One last piece. The concession stand had a set of posters, with information that they'd been able to find about what was in the park and when. Among the rides added to Lake Lansing Amusement Park in 1958: the Turnpike, Flying Scooter, Pretzel, Tilt-a-Whirl, Kiddie Boats and Auto Rides, and Atomic Bomber. Now ... we could find it plausible that a piece of the amusement park still lives. (More on this to come.)
We stayed until sunset, and a bit longer. It got chilly, although the thermometer said it was still 68 degrees Fahrenheit. I had only shorts on, though, and forgot to bring a hoodie. bunny_hugger had her light, Darien Lake, hoodie, but that was also a bit light. It was a good time to go home.
There's not any good reason for us not going to Lake Lansing Park more than we do. It's nearby, and easy to get to, and sometime it might even be warm enough to want to swim or something. And, now, we have our own curious bits of archeology to do.
You maybe wondered: What's Going On In The Phantom (Sundays)? The Phantom Head isn't part of Skull Cave? June - September 2020 plot in review here.

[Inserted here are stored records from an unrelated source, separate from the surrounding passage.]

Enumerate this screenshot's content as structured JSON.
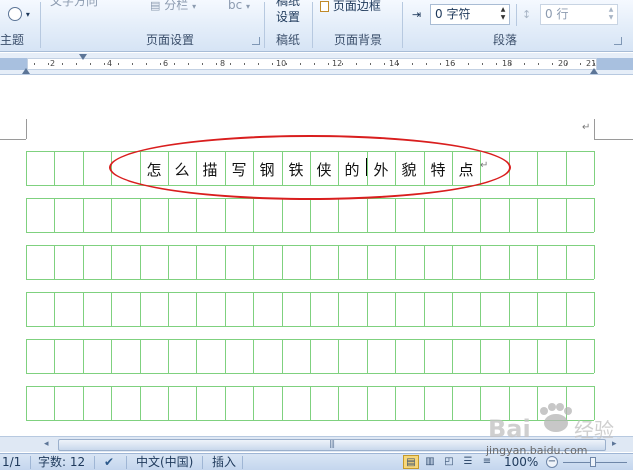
{
  "ribbon": {
    "theme_group_label": "主题",
    "page_setup": {
      "label": "页面设置",
      "text_direction_label": "文字方向",
      "columns_label": "分栏",
      "hyphenation_label": "bc"
    },
    "draft_paper": {
      "label": "稿纸",
      "button_label_top": "稿纸",
      "button_label_bottom": "设置"
    },
    "page_background": {
      "label": "页面背景",
      "page_border_label": "页面边框"
    },
    "paragraph": {
      "label": "段落",
      "indent_value": "0 字符",
      "spacing_value": "0 行"
    }
  },
  "ruler": {
    "labels": [
      "2",
      "4",
      "6",
      "8",
      "10",
      "12",
      "14",
      "16",
      "18",
      "20",
      "21"
    ]
  },
  "document": {
    "characters": [
      "怎",
      "么",
      "描",
      "写",
      "钢",
      "铁",
      "侠",
      "的",
      "外",
      "貌",
      "特",
      "点"
    ],
    "paragraph_mark": "↵"
  },
  "statusbar": {
    "page": "1/1",
    "word_count": "字数: 12",
    "language": "中文(中国)",
    "insert_mode": "插入",
    "zoom": "100%",
    "zoom_minus": "−",
    "zoom_plus": "+"
  },
  "watermark": {
    "text": "jingyan.baidu.com"
  },
  "colors": {
    "grid_line": "#7fd17f",
    "ellipse": "#d91e1e",
    "ribbon_bg": "#dfe9f5"
  }
}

And now let's look back at the Allan Herschell Factory Museum, with some more descriptions of rides and the appearance of working stuff.
I have no idea what to think the Magic Carpet here might remotely have been. Unfortunately they don't show the interior pages of this brochure and the flat ride sites I know don't go back to 1920s rides.

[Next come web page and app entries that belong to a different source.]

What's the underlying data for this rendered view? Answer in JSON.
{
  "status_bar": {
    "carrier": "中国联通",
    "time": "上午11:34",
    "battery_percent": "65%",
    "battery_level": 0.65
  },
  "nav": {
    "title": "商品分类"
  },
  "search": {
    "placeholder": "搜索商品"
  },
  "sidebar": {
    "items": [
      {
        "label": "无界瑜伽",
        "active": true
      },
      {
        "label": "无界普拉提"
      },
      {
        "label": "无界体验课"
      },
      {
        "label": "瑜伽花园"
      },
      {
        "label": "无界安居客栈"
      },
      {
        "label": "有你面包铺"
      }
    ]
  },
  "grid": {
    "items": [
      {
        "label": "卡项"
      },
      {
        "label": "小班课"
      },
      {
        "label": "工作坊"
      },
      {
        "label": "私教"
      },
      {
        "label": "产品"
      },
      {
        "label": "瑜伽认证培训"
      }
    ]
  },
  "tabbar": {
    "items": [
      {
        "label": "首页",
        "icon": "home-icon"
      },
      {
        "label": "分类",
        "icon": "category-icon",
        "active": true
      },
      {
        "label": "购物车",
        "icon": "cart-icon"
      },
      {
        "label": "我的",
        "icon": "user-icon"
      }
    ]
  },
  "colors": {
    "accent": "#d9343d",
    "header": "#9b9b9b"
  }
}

The Hey-Dey has a great name and we saw one mentioned in those old Seabreeze advertisements. It promises that ``excitement and gayety reign supreme'' and this repeat rate of 10 to 25 percent sounds like a lot, but also a bit of a range?
But the pictures don't give a lot of direction about what the ride just was. I think it seems to be something like a Tilt-a-Whirl? This is why we need a Roller Coaster Tycoon: Turtles in Time edition. There's so many amusement park rides of a century ago we just don't imagine anymore.
Sign at the museum that explains The Master Carvers, part of a series explaining the relative positions and roles of people carving horses in the Golden Age of Carousels.
A picture of their carousel kangaroo. Seems like a natural, right? But you never see them. Probably because they're standers and you can't ride in the pouch.
Museum sign explaining the importance of glue. ... Although yeah, it turns out glue was really important and for many purposes better than nails or screws would have been.
The factory had, when it became a historical site, essentially none of the tools that it had when it was a working building. I think just the paint can sealer was left. But they got tools of the kinds used at the factory and, for a couple cases, actual tools.
Ghost worker here in the scrolls for the band organs.
An example of the master scroll for a band organ's program.
More samples of a music scroll-to-be. And, yeah, that sheet music is for The Merry-Go-Round Broke down. The other sheet is the ``Birthday Theme'', Happy Birthday To You (and credited ``Traditional''), with ``Waves of the Danube (Anniversary Theme)'', Jan Ivanovici, beneath it.
I think the thing on the left is the pins that record a whole song's player-piano performance, as part of turning this into a music scroll.
Stairway to nowhere. Well, it probably was a supervisor's office or something back in the day. You can see the start of its Authorized Persons Only sign.
Trivia: The first cartoon with Mighty Mouse under that name, rather than Super Mouse, was The Wreck of the Hesperus, released the 11th of February, 1944. Source: Terry Toons: The Story of Paul Terry and his Classic Cartoon Factory, W Gerald Hamonic.
Currently Reading: Computers Take Flight: A History of NASA's Pioneering Digital Fly-By-Wire Project, James E Tomayko.